• Work instruction:
Could you repeat all of the entries exactly, leaving out any pictures?

(Items from an interface collection)
<<<<
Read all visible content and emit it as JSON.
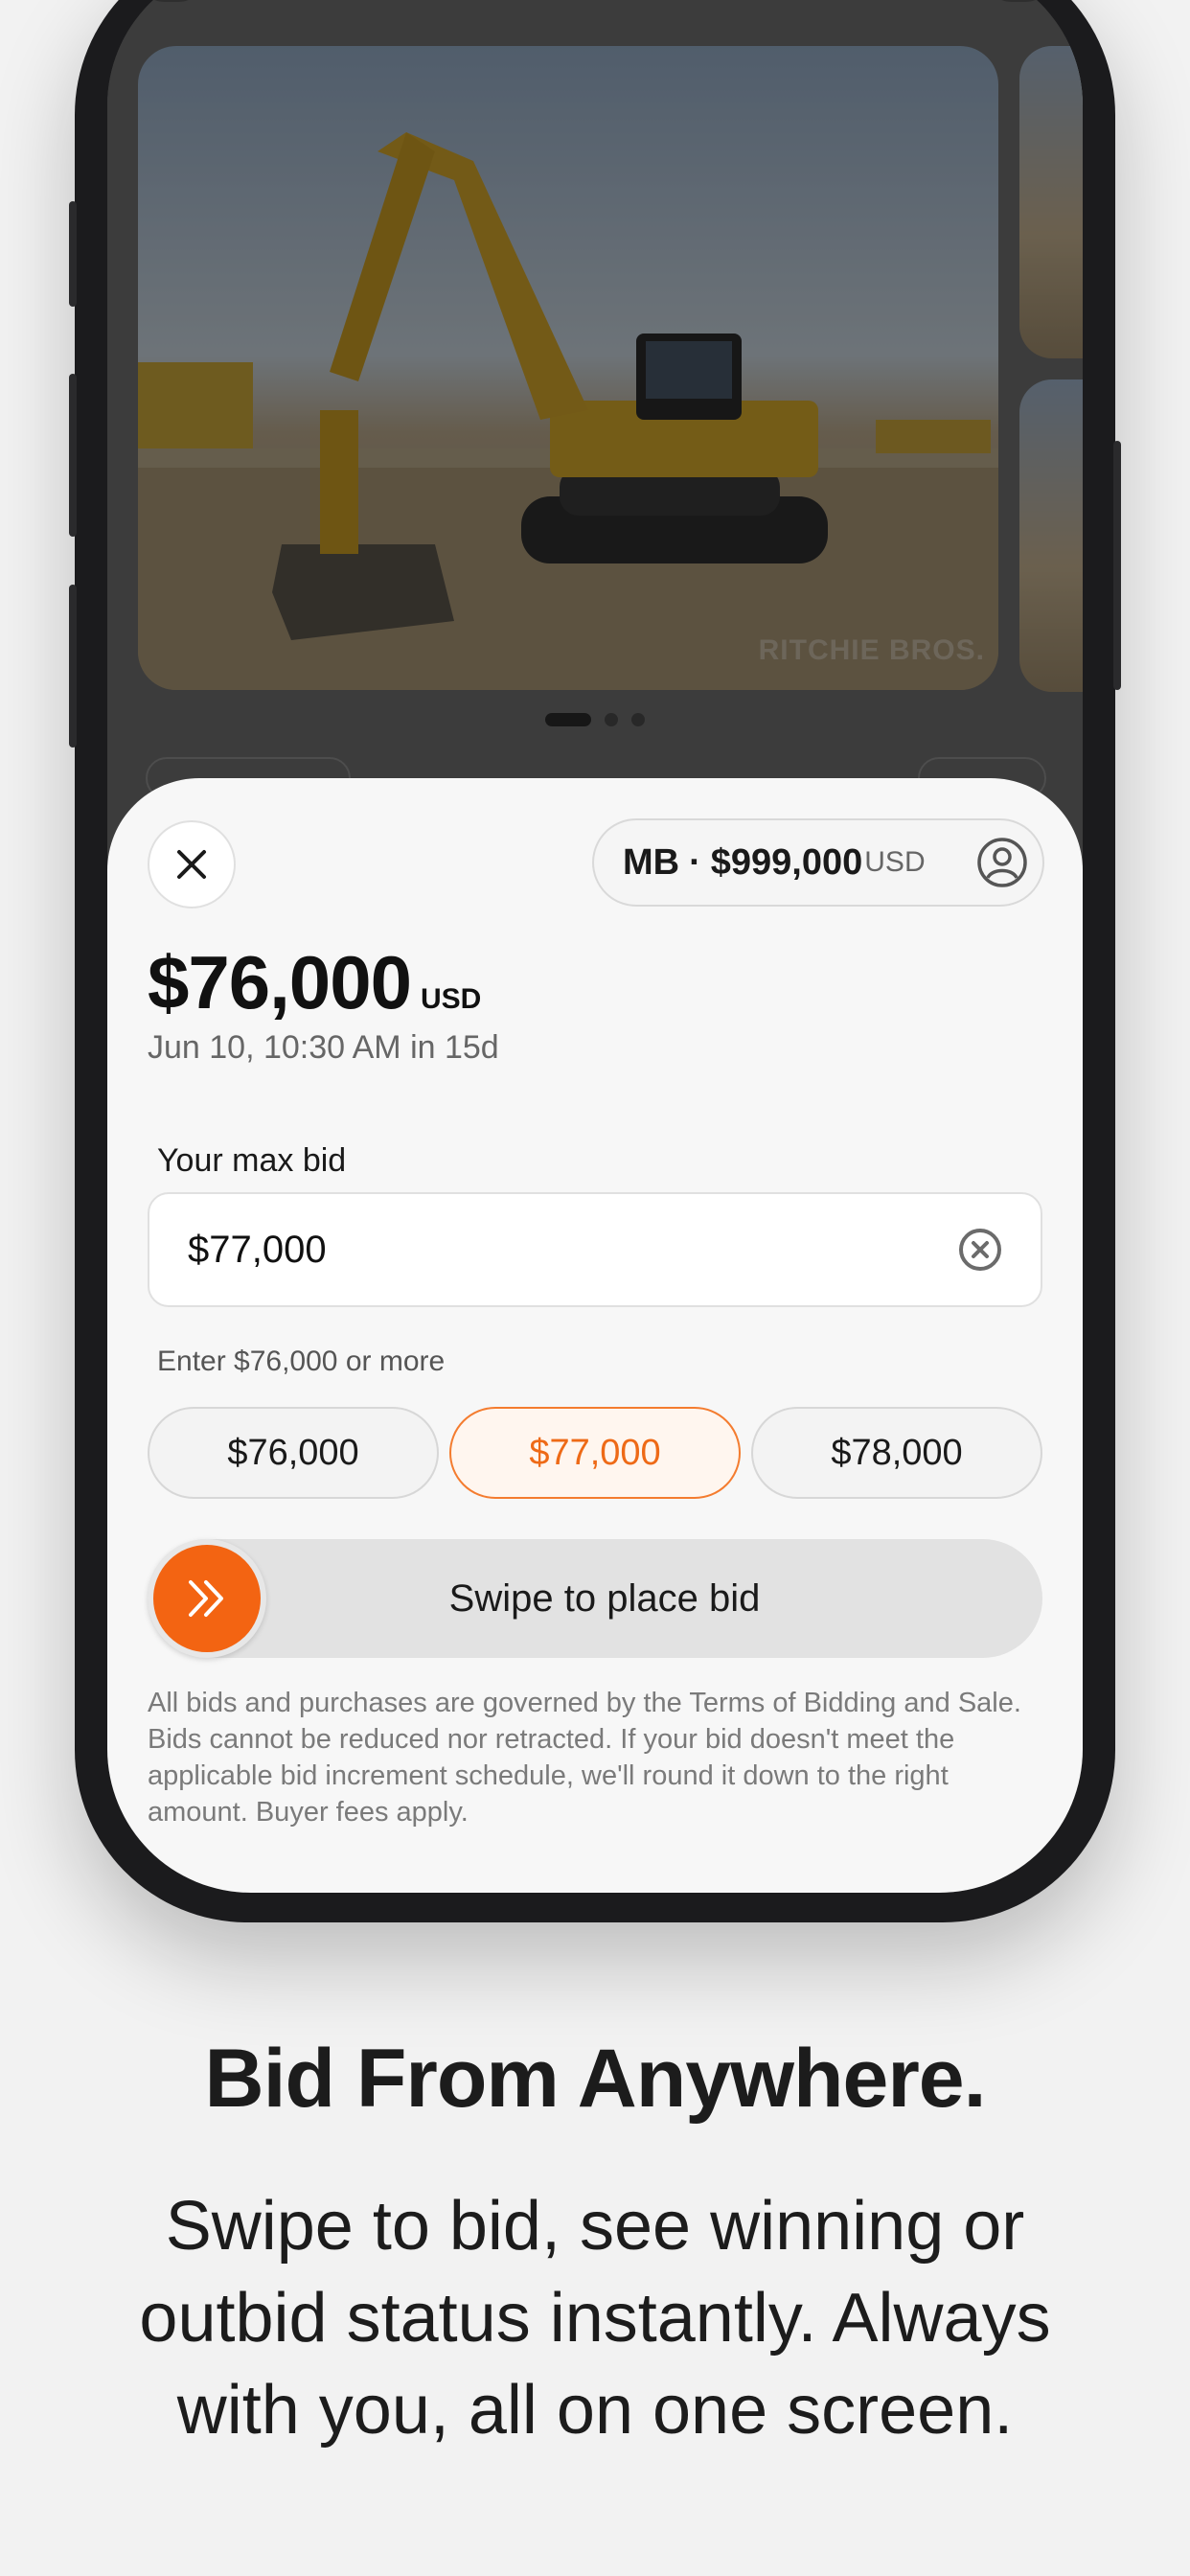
{
  "photo": {
    "watermark": "RITCHIE BROS."
  },
  "carousel": {
    "count": 3,
    "active_index": 0
  },
  "sheet": {
    "account": {
      "initials": "MB",
      "separator": "·",
      "amount": "$999,000",
      "currency": "USD"
    },
    "current_bid": {
      "amount": "$76,000",
      "currency": "USD"
    },
    "end_time": "Jun 10, 10:30 AM in 15d",
    "max_bid": {
      "label": "Your max bid",
      "value": "$77,000",
      "hint": "Enter $76,000 or more"
    },
    "quick_bids": [
      {
        "label": "$76,000",
        "selected": false
      },
      {
        "label": "$77,000",
        "selected": true
      },
      {
        "label": "$78,000",
        "selected": false
      }
    ],
    "swipe": {
      "label": "Swipe to place bid"
    },
    "terms": "All bids and purchases are governed by the Terms of Bidding and Sale.  Bids cannot be reduced nor retracted.  If your bid doesn't meet the applicable bid increment schedule, we'll round it down to the right amount.  Buyer fees apply."
  },
  "marketing": {
    "headline": "Bid From Anywhere.",
    "subcopy": "Swipe to bid, see winning or outbid status instantly. Always with you, all on one screen."
  },
  "colors": {
    "accent": "#f36412",
    "selected_text": "#ee6a17",
    "background": "#f2f2f2"
  },
  "icons": [
    "close-icon",
    "user-circle-icon",
    "clear-circle-icon",
    "double-chevron-right-icon"
  ]
}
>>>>
• Written reply:
Read all visible content and emit it as JSON.
{
  "photo": {
    "watermark": "RITCHIE BROS."
  },
  "carousel": {
    "count": 3,
    "active_index": 0
  },
  "sheet": {
    "account": {
      "initials": "MB",
      "separator": "·",
      "amount": "$999,000",
      "currency": "USD"
    },
    "current_bid": {
      "amount": "$76,000",
      "currency": "USD"
    },
    "end_time": "Jun 10, 10:30 AM in 15d",
    "max_bid": {
      "label": "Your max bid",
      "value": "$77,000",
      "hint": "Enter $76,000 or more"
    },
    "quick_bids": [
      {
        "label": "$76,000",
        "selected": false
      },
      {
        "label": "$77,000",
        "selected": true
      },
      {
        "label": "$78,000",
        "selected": false
      }
    ],
    "swipe": {
      "label": "Swipe to place bid"
    },
    "terms": "All bids and purchases are governed by the Terms of Bidding and Sale.  Bids cannot be reduced nor retracted.  If your bid doesn't meet the applicable bid increment schedule, we'll round it down to the right amount.  Buyer fees apply."
  },
  "marketing": {
    "headline": "Bid From Anywhere.",
    "subcopy": "Swipe to bid, see winning or outbid status instantly. Always with you, all on one screen."
  },
  "colors": {
    "accent": "#f36412",
    "selected_text": "#ee6a17",
    "background": "#f2f2f2"
  },
  "icons": [
    "close-icon",
    "user-circle-icon",
    "clear-circle-icon",
    "double-chevron-right-icon"
  ]
}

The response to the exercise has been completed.